§ **Exercise directions**
For each line in the data below that holds "原声母带", return a copy.

Task material Block Start

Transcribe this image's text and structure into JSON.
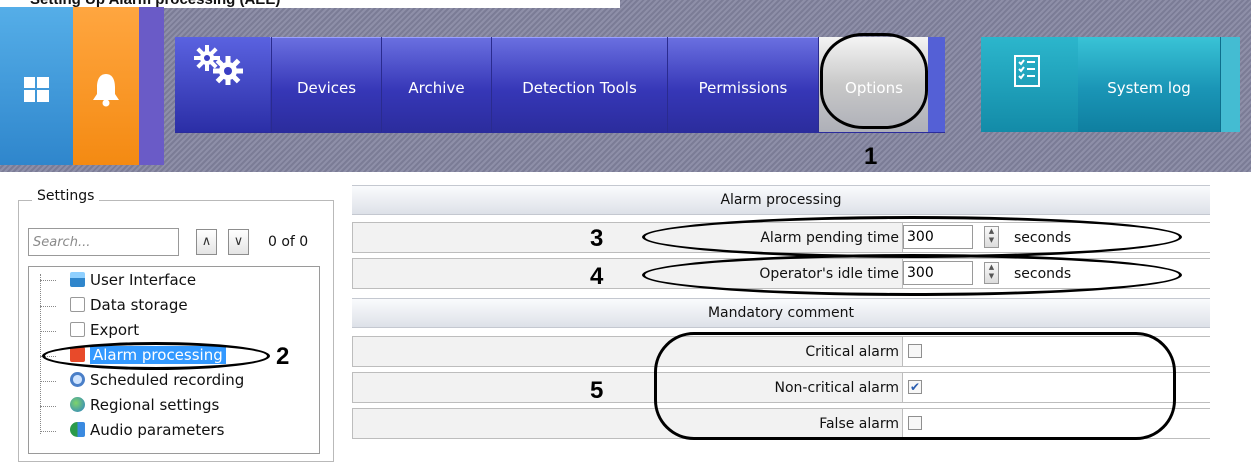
{
  "caption": "Setting Up Alarm processing (AEE)",
  "menu": {
    "items": [
      {
        "label": "Devices"
      },
      {
        "label": "Archive"
      },
      {
        "label": "Detection Tools"
      },
      {
        "label": "Permissions"
      },
      {
        "label": "Options",
        "selected": true
      }
    ],
    "system_log": "System log",
    "icons": [
      "windows-icon",
      "bell-icon",
      "gears-icon",
      "checklist-icon"
    ]
  },
  "settings": {
    "legend": "Settings",
    "search_placeholder": "Search...",
    "count": "0 of 0",
    "tree": [
      {
        "label": "User Interface"
      },
      {
        "label": "Data storage"
      },
      {
        "label": "Export"
      },
      {
        "label": "Alarm processing",
        "selected": true
      },
      {
        "label": "Scheduled recording"
      },
      {
        "label": "Regional settings"
      },
      {
        "label": "Audio parameters"
      }
    ]
  },
  "alarm": {
    "header": "Alarm processing",
    "pending_label": "Alarm pending time",
    "pending_value": "300",
    "idle_label": "Operator's idle time",
    "idle_value": "300",
    "unit": "seconds"
  },
  "comment": {
    "header": "Mandatory comment",
    "critical_label": "Critical alarm",
    "critical_checked": false,
    "noncritical_label": "Non-critical alarm",
    "noncritical_checked": true,
    "false_label": "False alarm",
    "false_checked": false
  },
  "annotations": [
    "1",
    "2",
    "3",
    "4",
    "5"
  ],
  "colors": {
    "selection": "#3399ff",
    "menu": "#3637b7",
    "system_log": "#1a95b6"
  }
}
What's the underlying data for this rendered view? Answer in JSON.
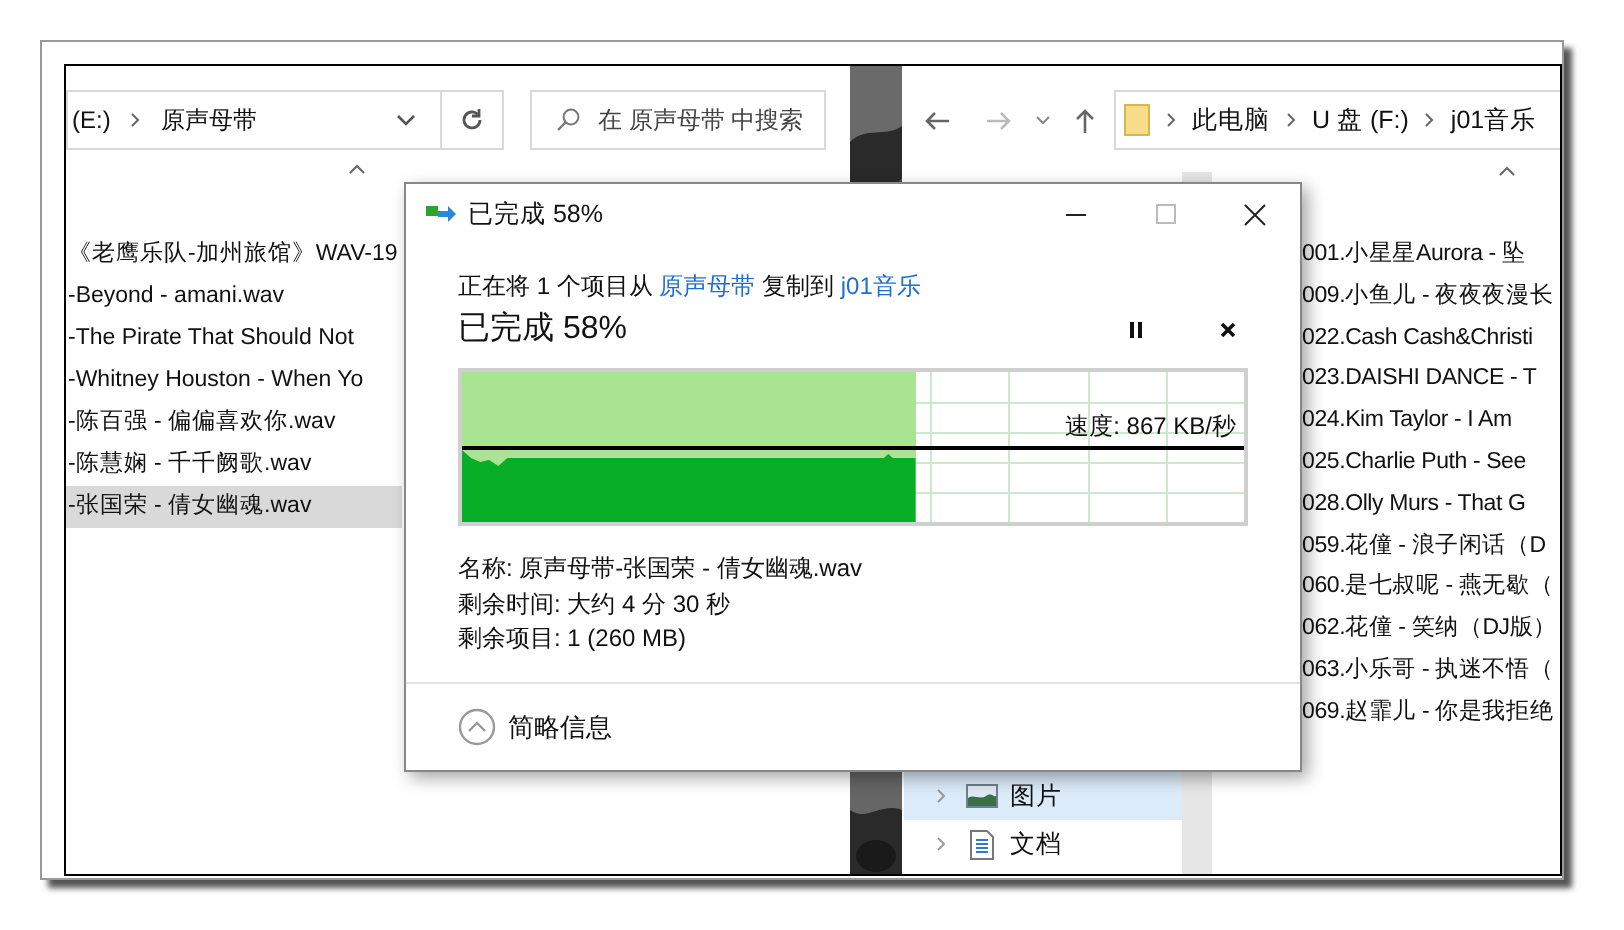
{
  "left_explorer": {
    "address": {
      "drive": "(E:)",
      "folder": "原声母带"
    },
    "search": {
      "placeholder": "在 原声母带 中搜索"
    },
    "files": [
      {
        "name": "《老鹰乐队-加州旅馆》WAV-19",
        "selected": false
      },
      {
        "name": "-Beyond - amani.wav",
        "selected": false
      },
      {
        "name": "-The Pirate That Should Not",
        "selected": false
      },
      {
        "name": "-Whitney Houston - When Yo",
        "selected": false
      },
      {
        "name": "-陈百强 - 偏偏喜欢你.wav",
        "selected": false
      },
      {
        "name": "-陈慧娴 - 千千阙歌.wav",
        "selected": false
      },
      {
        "name": "-张国荣 - 倩女幽魂.wav",
        "selected": true
      }
    ]
  },
  "right_explorer": {
    "address": [
      "此电脑",
      "U 盘 (F:)",
      "j01音乐"
    ],
    "nav_items": [
      {
        "label": "图片",
        "kind": "pictures",
        "selected": true
      },
      {
        "label": "文档",
        "kind": "documents",
        "selected": false
      }
    ],
    "files": [
      {
        "name": "001.小星星Aurora - 坠",
        "selected": false
      },
      {
        "name": "009.小鱼儿 - 夜夜夜漫长",
        "selected": false
      },
      {
        "name": "022.Cash Cash&Christi",
        "selected": false
      },
      {
        "name": "023.DAISHI DANCE - T",
        "selected": false
      },
      {
        "name": "024.Kim Taylor - I Am",
        "selected": false
      },
      {
        "name": "025.Charlie Puth - See",
        "selected": false
      },
      {
        "name": "028.Olly Murs - That G",
        "selected": false
      },
      {
        "name": "059.花僮 - 浪子闲话（D",
        "selected": false
      },
      {
        "name": "060.是七叔呢 - 燕无歇（",
        "selected": false
      },
      {
        "name": "062.花僮 - 笑纳（DJ版）",
        "selected": false
      },
      {
        "name": "063.小乐哥 - 执迷不悟（",
        "selected": false
      },
      {
        "name": "069.赵霏儿 - 你是我拒绝",
        "selected": false
      }
    ]
  },
  "dialog": {
    "title": "已完成 58%",
    "message": {
      "prefix": "正在将 1 个项目从",
      "source": "原声母带",
      "middle": "复制到",
      "destination": "j01音乐"
    },
    "heading": "已完成 58%",
    "progress": {
      "level": 0.58,
      "speed": "速度: 867 KB/秒"
    },
    "details": [
      "名称: 原声母带-张国荣 - 倩女幽魂.wav",
      "剩余时间: 大约 4 分 30 秒",
      "剩余项目: 1 (260 MB)"
    ],
    "toggle": "简略信息"
  }
}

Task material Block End

§ **Finished task**
      "folder": "原声母带"
      "placeholder": "在 原声母带 中搜索"
      "source": "原声母带",
      "名称: 原声母带-张国荣 - 倩女幽魂.wav",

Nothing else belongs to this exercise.